As you start your investment journey, you would hear a lot of new terms. Here is a glossary to get you started.
When female investors begin investing, they may not only do their own research but also speak with friends and family members who would have been investing in equities since long. However, as they continue their journey they might come across several terminologies that are used by individuals and publications which track the markets.
Unfortunately, because of gender stereotypes, it is believed that women can't handle money matters. However, research has shown that women turn out to be successful investors.
Therefore, women must neither get overawed by these terms nor remain ignorant. One can create a check-list of stock market-related terms and keep adding new ones every time one comes across it. To get started, here is a handy glossary to help you out with 25 terms related to the stock markets:
- Share market: Anywhere you can buy or sell shares. All stock exchanges across India are part of the Indian share market. Any shares that you buy or sell outside the exchanges are also part of this share market.
- Stock exchange: This is a specific facility where stocks are listed for sale/purchase. All stock exchanges in India are now digital, and you can access them online through a brokerage firm.
- Over-the-counter: If you trade a security that is not listed in a stock exchange, you are making an over-the-counter trade.
- Stock: Stock is a general term used to refer to a certificate indicating ownership in a company.
- Share: A share is a stock certificate of a particular company.
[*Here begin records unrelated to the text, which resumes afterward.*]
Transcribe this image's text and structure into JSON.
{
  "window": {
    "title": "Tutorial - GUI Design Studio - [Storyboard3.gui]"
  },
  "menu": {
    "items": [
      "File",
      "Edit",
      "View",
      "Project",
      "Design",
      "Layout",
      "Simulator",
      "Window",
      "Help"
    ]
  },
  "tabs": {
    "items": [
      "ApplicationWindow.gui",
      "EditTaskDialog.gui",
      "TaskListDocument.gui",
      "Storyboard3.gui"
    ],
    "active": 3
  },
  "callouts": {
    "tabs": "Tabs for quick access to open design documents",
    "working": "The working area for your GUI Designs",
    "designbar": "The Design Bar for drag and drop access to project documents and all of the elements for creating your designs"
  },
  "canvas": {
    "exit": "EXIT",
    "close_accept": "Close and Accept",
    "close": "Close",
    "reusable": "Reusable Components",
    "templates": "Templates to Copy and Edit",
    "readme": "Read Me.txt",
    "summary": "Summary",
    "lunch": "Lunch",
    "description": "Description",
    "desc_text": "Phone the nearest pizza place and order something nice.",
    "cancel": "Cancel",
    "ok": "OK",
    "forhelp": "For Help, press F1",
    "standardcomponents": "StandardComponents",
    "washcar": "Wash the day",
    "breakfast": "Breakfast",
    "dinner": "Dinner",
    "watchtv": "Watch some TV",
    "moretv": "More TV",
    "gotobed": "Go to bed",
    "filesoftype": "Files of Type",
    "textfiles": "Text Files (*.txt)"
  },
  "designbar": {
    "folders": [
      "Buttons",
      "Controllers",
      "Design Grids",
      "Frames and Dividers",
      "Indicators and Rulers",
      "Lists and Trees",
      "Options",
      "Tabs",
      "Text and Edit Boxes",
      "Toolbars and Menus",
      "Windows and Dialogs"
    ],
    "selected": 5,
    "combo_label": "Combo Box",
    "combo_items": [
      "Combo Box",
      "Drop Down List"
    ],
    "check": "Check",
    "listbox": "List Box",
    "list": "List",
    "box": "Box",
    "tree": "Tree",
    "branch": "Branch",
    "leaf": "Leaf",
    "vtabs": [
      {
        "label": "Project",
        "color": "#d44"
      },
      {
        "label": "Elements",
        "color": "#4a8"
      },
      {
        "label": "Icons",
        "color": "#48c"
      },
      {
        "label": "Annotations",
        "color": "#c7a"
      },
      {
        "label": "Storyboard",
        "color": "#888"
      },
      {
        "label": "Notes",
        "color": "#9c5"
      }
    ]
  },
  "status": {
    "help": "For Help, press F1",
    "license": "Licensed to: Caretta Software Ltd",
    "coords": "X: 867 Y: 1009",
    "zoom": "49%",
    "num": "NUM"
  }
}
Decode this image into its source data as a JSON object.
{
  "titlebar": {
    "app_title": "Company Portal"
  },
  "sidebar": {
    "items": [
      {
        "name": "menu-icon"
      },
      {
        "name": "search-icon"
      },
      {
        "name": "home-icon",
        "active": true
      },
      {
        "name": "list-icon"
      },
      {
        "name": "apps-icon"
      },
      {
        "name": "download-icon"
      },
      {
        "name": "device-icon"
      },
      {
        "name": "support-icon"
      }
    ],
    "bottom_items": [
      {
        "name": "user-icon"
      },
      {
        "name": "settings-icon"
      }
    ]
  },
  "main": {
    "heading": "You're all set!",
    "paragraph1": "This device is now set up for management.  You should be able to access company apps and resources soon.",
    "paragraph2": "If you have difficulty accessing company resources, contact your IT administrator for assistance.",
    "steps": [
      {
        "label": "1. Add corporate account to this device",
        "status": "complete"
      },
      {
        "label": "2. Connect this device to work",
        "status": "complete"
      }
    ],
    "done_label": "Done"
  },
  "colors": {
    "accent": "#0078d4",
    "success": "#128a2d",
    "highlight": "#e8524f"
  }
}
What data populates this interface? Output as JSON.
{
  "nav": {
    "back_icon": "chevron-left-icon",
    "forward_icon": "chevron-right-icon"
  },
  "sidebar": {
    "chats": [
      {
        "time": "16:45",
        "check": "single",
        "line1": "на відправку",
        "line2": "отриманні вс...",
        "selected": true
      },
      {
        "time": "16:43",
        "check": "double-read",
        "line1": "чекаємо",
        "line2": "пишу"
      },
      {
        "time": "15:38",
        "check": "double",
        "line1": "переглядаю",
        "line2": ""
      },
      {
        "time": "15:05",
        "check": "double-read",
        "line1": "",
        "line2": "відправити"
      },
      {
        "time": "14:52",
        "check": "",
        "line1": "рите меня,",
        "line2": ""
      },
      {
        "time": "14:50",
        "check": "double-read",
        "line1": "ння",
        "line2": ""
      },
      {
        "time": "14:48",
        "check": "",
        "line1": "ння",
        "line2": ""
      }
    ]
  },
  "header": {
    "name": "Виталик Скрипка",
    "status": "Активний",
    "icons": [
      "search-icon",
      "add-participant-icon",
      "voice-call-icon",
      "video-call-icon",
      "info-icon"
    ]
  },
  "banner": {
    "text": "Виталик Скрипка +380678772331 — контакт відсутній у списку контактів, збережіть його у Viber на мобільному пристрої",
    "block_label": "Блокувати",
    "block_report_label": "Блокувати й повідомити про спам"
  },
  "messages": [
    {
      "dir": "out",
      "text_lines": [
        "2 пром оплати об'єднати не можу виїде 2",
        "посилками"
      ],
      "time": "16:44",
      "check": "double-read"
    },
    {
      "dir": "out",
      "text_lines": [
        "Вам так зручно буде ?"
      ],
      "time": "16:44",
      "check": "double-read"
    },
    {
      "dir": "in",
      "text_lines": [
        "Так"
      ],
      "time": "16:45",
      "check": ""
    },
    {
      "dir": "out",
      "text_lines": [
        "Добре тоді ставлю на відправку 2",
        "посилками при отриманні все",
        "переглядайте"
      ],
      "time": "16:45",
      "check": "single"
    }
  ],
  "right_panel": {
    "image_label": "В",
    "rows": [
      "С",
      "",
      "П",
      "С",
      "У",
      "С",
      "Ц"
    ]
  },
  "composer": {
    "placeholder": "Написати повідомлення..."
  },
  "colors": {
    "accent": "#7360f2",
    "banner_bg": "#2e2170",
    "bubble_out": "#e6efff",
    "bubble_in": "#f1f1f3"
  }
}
So, if an investor says that she owns 100 stocks – she is most likely referring to shares from 100 different companies. On the other hand, if she says she is buying 100 shares, she is referring to shares of a single company.
- Bull market: When stock prices in a market are generally rising, it is called a bull market.
- Bear market: The exact opposite of a bull market is a bear market – when the stock prices in the market are generally falling it is called a bear market.
- Order: It is a show of intent to buy or sell shares in a given price range. For example, you may place an order to buy up to 100 shares of Company A, at a maximum price of Rs. 80 per share.
- Bid: Your bid is the amount that you are willing to pay for a share.
- Ask: Ask is the price at which you are willing to sell a share.
- Bid-ask spread: This is the difference between the amount people are willing to spend to buy a share and the amount at which the shareholders are willing to sell a share. A trade can only happen when this spread is resolved. That is, if the lowest price at which a share for Company A is being sold is Rs. 40, and the highest price someone is willing to pay for such a share is Rs. 38 – no trade can happen. The trade can only happen when the bid and ask prices match.
- Market order: An order to sell/buy shares at the market price is called a market order. It is advisable to avoid placing market order as the trade price can be very volatile.
- Limit order: An order to sell shares above a set price or buy shares below a set price is called a limit order. You should always use limit orders to trade shares.
- Day order: An order that is good only till the end of the trading day is called a "day order". If the order does not get executed by the time the market closes, it would be cancelled.
- Good-till-cancelled order: An order that will stay open until it is either executed or manually cancelled. Such orders may stand for weeks if no shares are available to trade in the price range specified. For example, if you place a GTC order to buy a share of Company A for Rs. 50 or less and the share is currently trading at Rs. 70. If it takes the share to hit Rs. 50 price point a week later, the order will be executed then. If it were a day order, it would have been cancelled at the end of the trading day itself.
- Liquidity: Liquidity refers to how easily a stock can be sold off. A share that can be sold off quickly i.e. has high trade volumes is said to be highly liquid.
- Trading volume: The number of shares being traded on a given day is called trading volumes.
- IPO/Initial Public Offering: The first time a company offers its share for trading on a stock exchange. Typically, you buy shares from the previous owner of the share and not the company directly. In case of an IPO, you get to buy the shares directly from the company.
- Market capitalisation: Market capitalisation is simply the value of the company as per the stock market. That is, the current value of all its shares put together.
- Mutual Funds: Mutual funds is a way of investing across a large number of stocks by pooling your funds with other investors. This allows you to diversify your investment even if you have limited funds. Further, a fund manager takes care of selecting the right stocks to invest in.
- Exchange-Traded Funds: These are mutual funds that you can trade like shares on the stock exchange. They usually track an index.
- Index: A benchmark that is used by investors and portfolio managers to measure market performance. Nifty and Sensex are such benchmarks. If your portfolio returned 10%, that may sound really good. But if the Sensex returned 12% during the same period – your portfolio did not perform very well.
- Portfolio: Portfolio is simply the collection of all the investments an investor has made.
- Intra-day trading: Intraday trading is about buying and selling stocks on the same day so that all positions are closed before trading hours are over on that day.
- Dividends: Dividend is a part of the profit distributed by a corporation among its shareholders. When a company earns profit during a financial year, a part of that profit is usually distributed as dividends among its share holders.
This list is not exhaustive. There are many more terms that you will come across as you invest in the share market. Reach out to us for any help that you need. You should also find a mentor to guide you through the process of learning how to invest.